Book Review: “Clarity in Time” by Margaret Hepworth
April 13, 2013
Title: Clarity in Time: A Philosophical and Psychological journeyAuthor: Margaret Hepworth (Author’s website) Publication: Balboa Press 2012Genre: General FictionPages: 329Price: Rs. 1108 (Buy from Bookadda.com) www.amazon.com
“If your life story was re-told would you be able to piece together the meaning that had always been there? “
The book opens with Nelson Mandela, as a fictional character, talking to his White jailer, Dirk Kortella, in a lonely prison cell in South Africa. Their conversations on life, humankind, God and liberty were confidential since, in an Apartheid state, the consequences of sharing thoughts and philosophy or anything with a Black man would be, for the loyalist, unfathomable.
While we wonder why Mandela welcomed us in the beginning, and what exactly is the theme of the novel, we are transported to the autumn of 2010 in Melbourne, Australia. Rosie O’ Dea, along with her younger siblings, Raf and Maisy, is on her way to attend a cousin’s wedding when her little black Mazda meets with an accident. Everything goes dark and silent. As we try to comprehend what has happened to the people inside the Mazda, Rosie goes into an ethereal dimension and continues to narrate the story: … “the crossing from this world to the next. It is a commonly held belief that your life flashes before your eyes.” The story of her life rewinds and begins to play. But strangely, moments from other people’s lives also begin to flash alongside with hers:

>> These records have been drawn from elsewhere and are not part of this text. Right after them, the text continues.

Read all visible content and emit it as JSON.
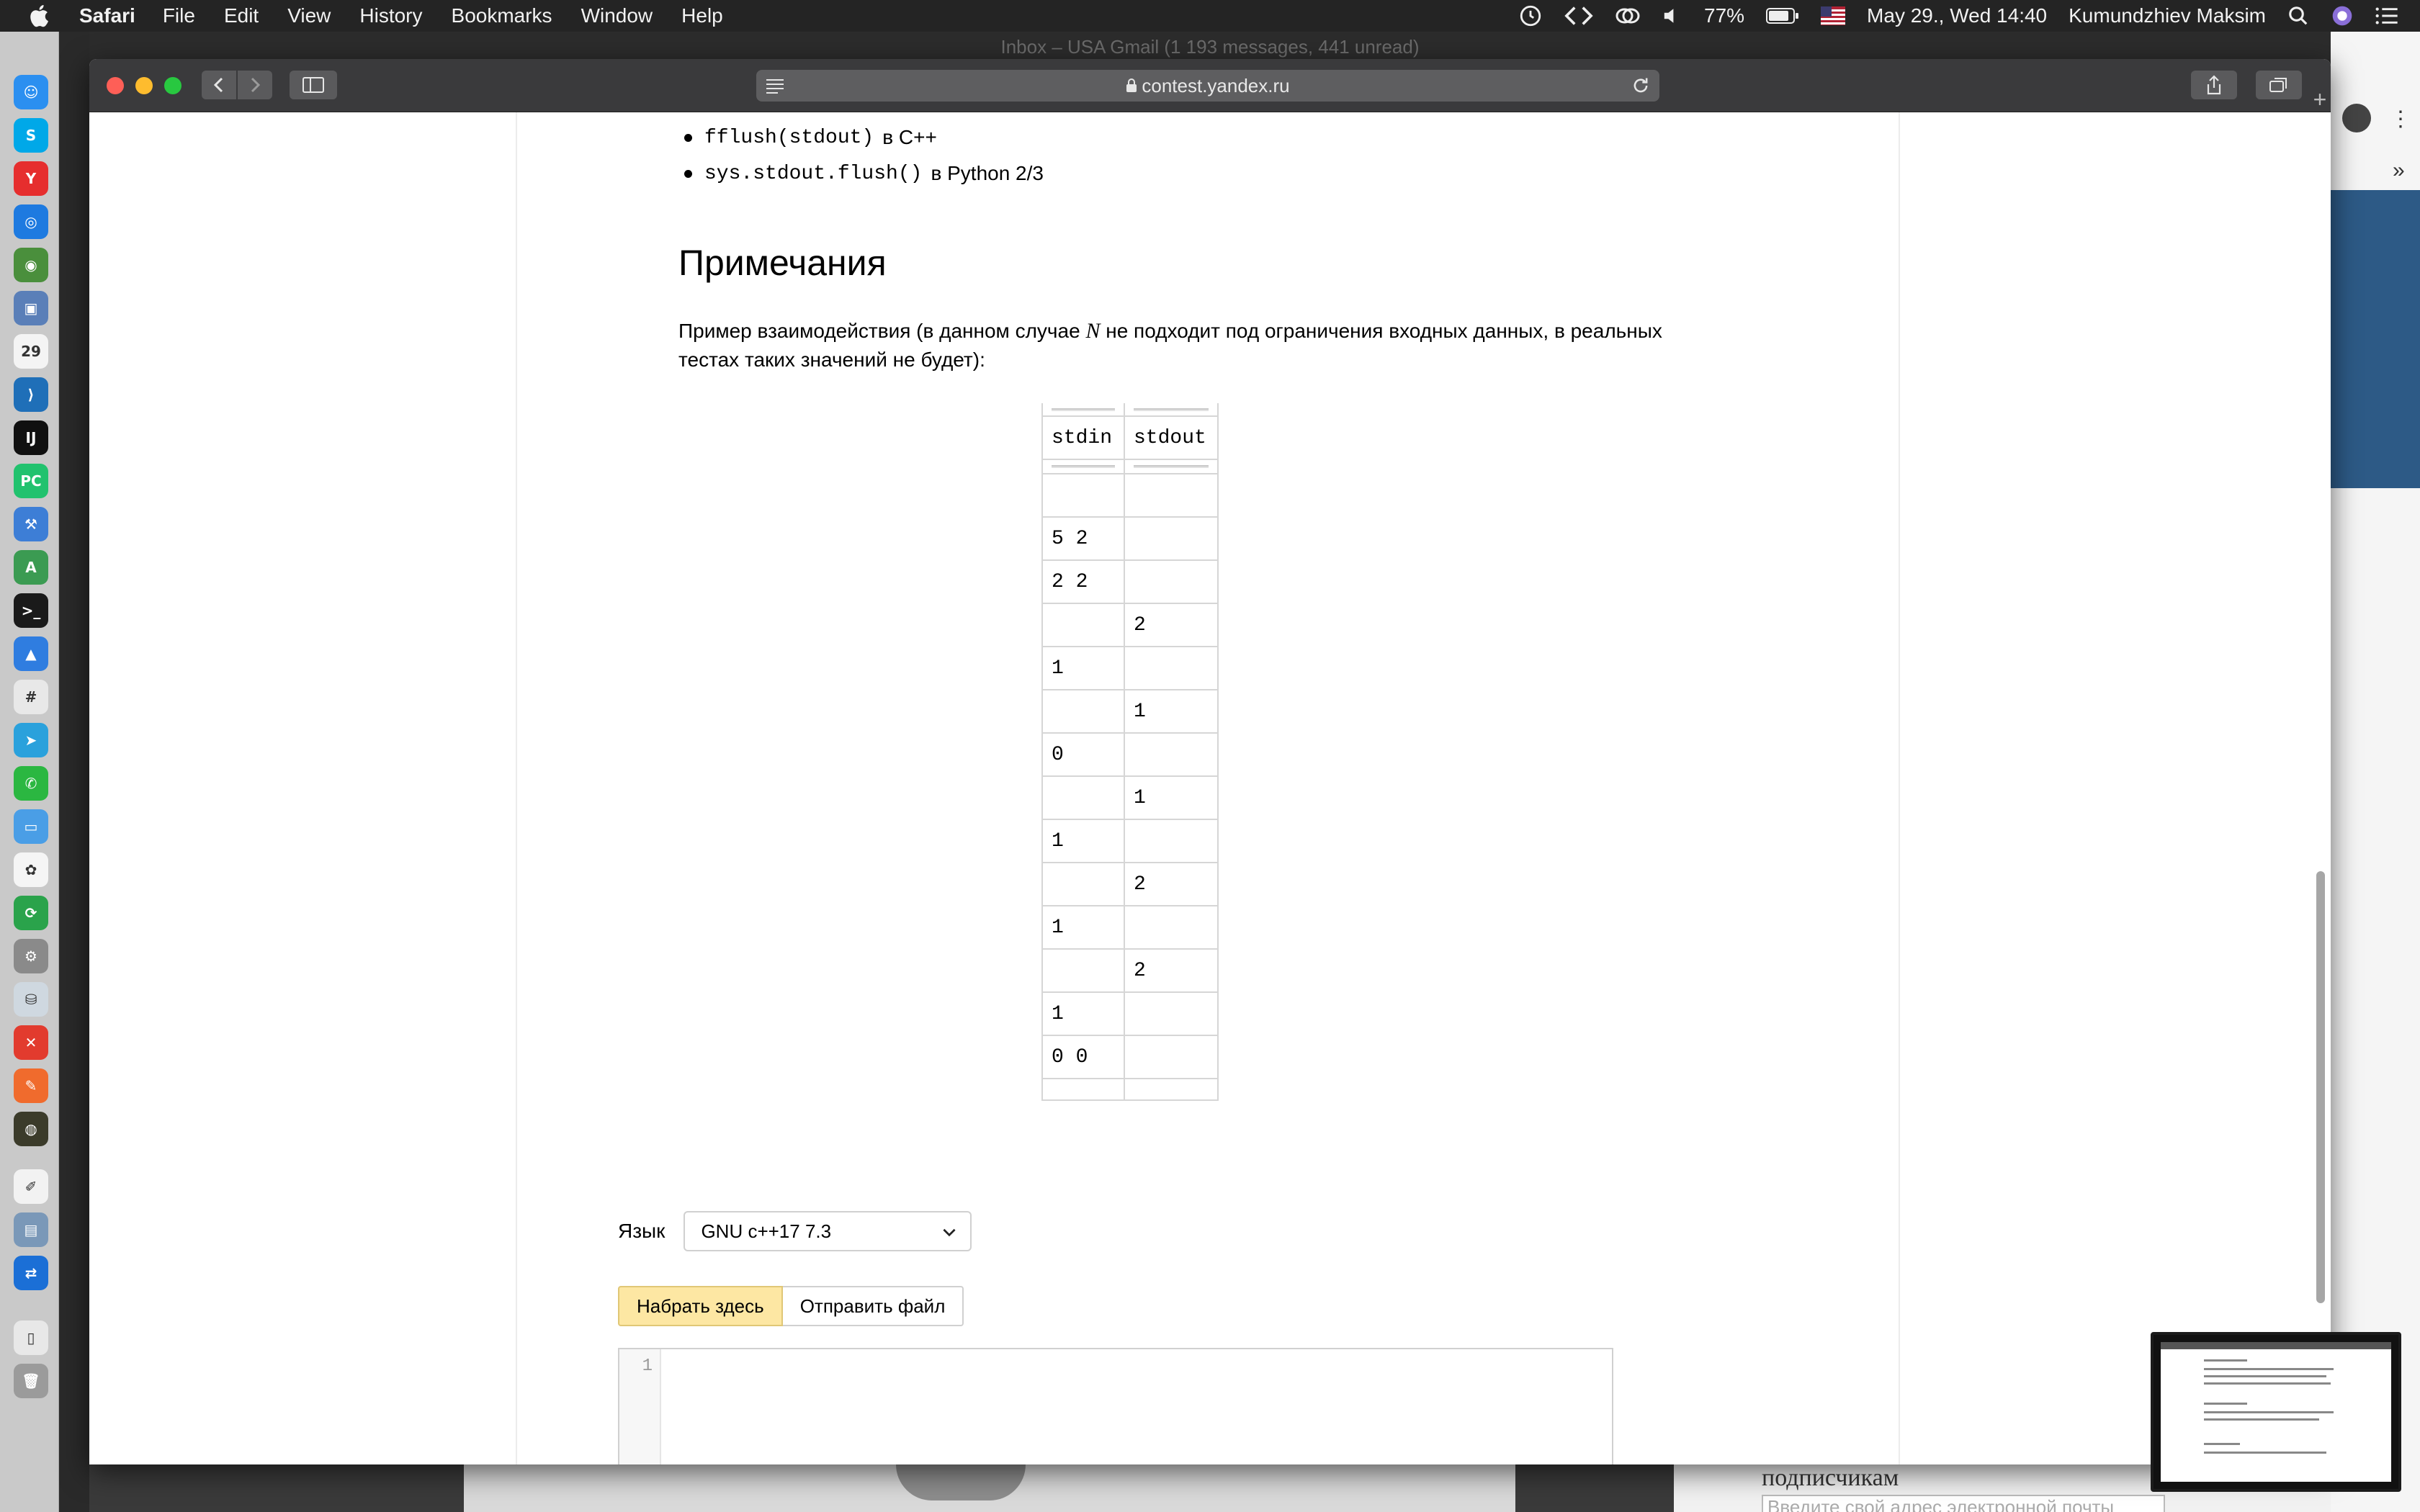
{
  "menubar": {
    "app_name": "Safari",
    "items": [
      "File",
      "Edit",
      "View",
      "History",
      "Bookmarks",
      "Window",
      "Help"
    ],
    "battery": "77%",
    "datetime": "May 29., Wed  14:40",
    "user": "Kumundzhiev Maksim"
  },
  "background": {
    "window_title": "Inbox – USA Gmail (1 193 messages, 441 unread)",
    "subscribe_text": "подписчикам",
    "email_placeholder": "Введите свой адрес электронной почты"
  },
  "dock": {
    "items": [
      {
        "name": "finder-icon",
        "glyph": "☺",
        "color": "#2b8ff0"
      },
      {
        "name": "skype-icon",
        "glyph": "S",
        "color": "#00a8e8"
      },
      {
        "name": "yandex-browser-icon",
        "glyph": "Y",
        "color": "#e62e2e"
      },
      {
        "name": "safari-icon",
        "glyph": "◎",
        "color": "#1e7ae0"
      },
      {
        "name": "chrome-icon",
        "glyph": "◉",
        "color": "#4a8f3c"
      },
      {
        "name": "preview-icon",
        "glyph": "▣",
        "color": "#5a7fb8"
      },
      {
        "name": "calendar-icon",
        "glyph": "29",
        "color": "#f4f4f4"
      },
      {
        "name": "vscode-icon",
        "glyph": "⟩",
        "color": "#1f6fb8"
      },
      {
        "name": "intellij-icon",
        "glyph": "IJ",
        "color": "#101010"
      },
      {
        "name": "pycharm-icon",
        "glyph": "PC",
        "color": "#21c26e"
      },
      {
        "name": "xcode-icon",
        "glyph": "⚒",
        "color": "#3d7ed6"
      },
      {
        "name": "android-studio-icon",
        "glyph": "A",
        "color": "#3b9b52"
      },
      {
        "name": "terminal-icon",
        "glyph": ">_",
        "color": "#1a1a1a"
      },
      {
        "name": "keynote-icon",
        "glyph": "▲",
        "color": "#2f7de0"
      },
      {
        "name": "slack-icon",
        "glyph": "#",
        "color": "#e8e8e8"
      },
      {
        "name": "telegram-icon",
        "glyph": "➤",
        "color": "#2aa1dc"
      },
      {
        "name": "whatsapp-icon",
        "glyph": "✆",
        "color": "#2bb741"
      },
      {
        "name": "folder-icon",
        "glyph": "▭",
        "color": "#4a9ee6"
      },
      {
        "name": "photos-icon",
        "glyph": "✿",
        "color": "#f5f5f5"
      },
      {
        "name": "refresh-app-icon",
        "glyph": "⟳",
        "color": "#2aa34b"
      },
      {
        "name": "system-preferences-icon",
        "glyph": "⚙",
        "color": "#8a8a8a"
      },
      {
        "name": "database-icon",
        "glyph": "⛁",
        "color": "#cfd8e0"
      },
      {
        "name": "xmind-icon",
        "glyph": "✕",
        "color": "#e23b2e"
      },
      {
        "name": "postman-icon",
        "glyph": "✎",
        "color": "#f06b2d"
      },
      {
        "name": "radar-icon",
        "glyph": "◍",
        "color": "#3b3b2a"
      },
      {
        "name": "textedit-icon",
        "glyph": "✐",
        "color": "#f2f2f2"
      },
      {
        "name": "image-capture-icon",
        "glyph": "▤",
        "color": "#7a98b8"
      },
      {
        "name": "teamviewer-icon",
        "glyph": "⇄",
        "color": "#1b6fd6"
      },
      {
        "name": "document-icon",
        "glyph": "▯",
        "color": "#e8e8e8"
      },
      {
        "name": "trash-icon",
        "glyph": "🗑",
        "color": "#9b9b9b"
      }
    ]
  },
  "browser": {
    "url": "contest.yandex.ru"
  },
  "page": {
    "bullets": [
      {
        "code": "fflush(stdout)",
        "text": "в C++"
      },
      {
        "code": "sys.stdout.flush()",
        "text": "в Python 2/3"
      }
    ],
    "notes_heading": "Примечания",
    "example_text_before": "Пример взаимодействия (в данном случае",
    "example_var": "N",
    "example_text_after": "не подходит под ограничения входных данных, в реальных тестах таких значений не будет):",
    "table": {
      "headers": [
        "stdin",
        "stdout"
      ],
      "rows": [
        [
          "",
          ""
        ],
        [
          "5 2",
          ""
        ],
        [
          "2 2",
          ""
        ],
        [
          "",
          "2"
        ],
        [
          "1",
          ""
        ],
        [
          "",
          "1"
        ],
        [
          "0",
          ""
        ],
        [
          "",
          "1"
        ],
        [
          "1",
          ""
        ],
        [
          "",
          "2"
        ],
        [
          "1",
          ""
        ],
        [
          "",
          "2"
        ],
        [
          "1",
          ""
        ],
        [
          "0 0",
          ""
        ]
      ]
    },
    "language_label": "Язык",
    "language_value": "GNU c++17 7.3",
    "tab_type_here": "Набрать здесь",
    "tab_send_file": "Отправить файл",
    "editor_line": "1"
  }
}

But something else was also happening. There! Flash! There again! Like snippets of film, other people’s lives, other people’s stories were playing in amongst my own. Some faces familiar, faces of history; others unknown to me, until now. How was this possible? Chronicles, epiphanies, secrets of history. Moments of clarity.
In the novel, we are taken back in time to where Rosie discusses monogamy and other concepts with her best friend Holloway (or ‘H’ as Rosie calls him) whom she wants to keep to herself; where she falls hard for her latest obsession — Jimmy; where she reads from and writes in her ‘Grand-daughter’s journal’ passed on to her by her grandmother; where she is on a road-trip with Maisy; and where her psychic powers are emerging. In between all of this and more, author Margaret Hepworth also takes us beyond time and space where Moses climbs a mountain to discover the message of God immersed in the simplest of words; where Albert Einstein chuckles at his scribblings on the board; and where at Lake Mungo, an aborigine man places the secrets of the universe in the hands of a six-year-old. We come across these and a few more moments of clarity in the book.
Yet the book is essentially about Rosie and the credibility her character displays. It is her credibility that makes us uncomfortable at several instances. But not because she is too different (she’s not), but because she is so like us and so easy to understand. Like most of us, Rosie, too, feels that she is made for something bigger than herself. May be most of us have, on occasions, wondered about the status of women in society or gay rights. We might also have discussed with a friend, while doing the dishes, the consequences of a nuclear war. Discussions on gang-rapes and climate change also must have made their way to our dining tables. Yet, more often than not, these discussions and conversations don’t translate into actions, for we don’t know the How-Tos. Rosie is like us — a spectator; a by-stander. But with epiphanies that she has, she decides to find the How-Tos and contribute her part to make the world a better place.
“Clarity in Time” captures the moments in which Rosie grows as a person. She is somewhere between an older sibling and a parent (she calls herself a “siblent”) to Raf and Maisy since, even though they all are siblings, Rosie and Adam (her elder brother) had a different childhood from that of Raf and Maisy. The difference was mainly a result of a different kind of parenting; or lack thereof.
While reading the book, we might want to tell Rosie to snap out of it and stop crying over a bad relationship and get on with her life, but because Rosie is so ‘real’ we know things such as heartbreak take their own time to heal. So we stay with her in her mourning. A girl falling hard for the wrong guy and then finding it hard to move on from him – it cannot get any more credible than that.
Hepworth writes with great fervour. Her humour is well-executed through Rosie’s dialogues and narration. Also, in her writing, one comes across moments of mystifying poignance and great romance. The novel is crafted into small segments that make it perfectly fine for the readers for whom sitting down with a book for a long period of time is too ambitious a thing to accomplish.
Margaret Hepworth’s “Clarity in Time” takes place in the ethereal state that lasts for only a few milliseconds after Rosie’s car accident. She narrates moments of clarity from her life and the lives of other people. The book is about how every moment in your life prepares you for a bigger moment that requires you to apply all the lessons you have learned over time before it.
This book is recommended to readers who like to pause for a moment or two in their daily lives to ponder over the philosophical and spiritual elements of life. “Clarity in Time” is a thought-provoking collection of those philosophical and spiritual elements.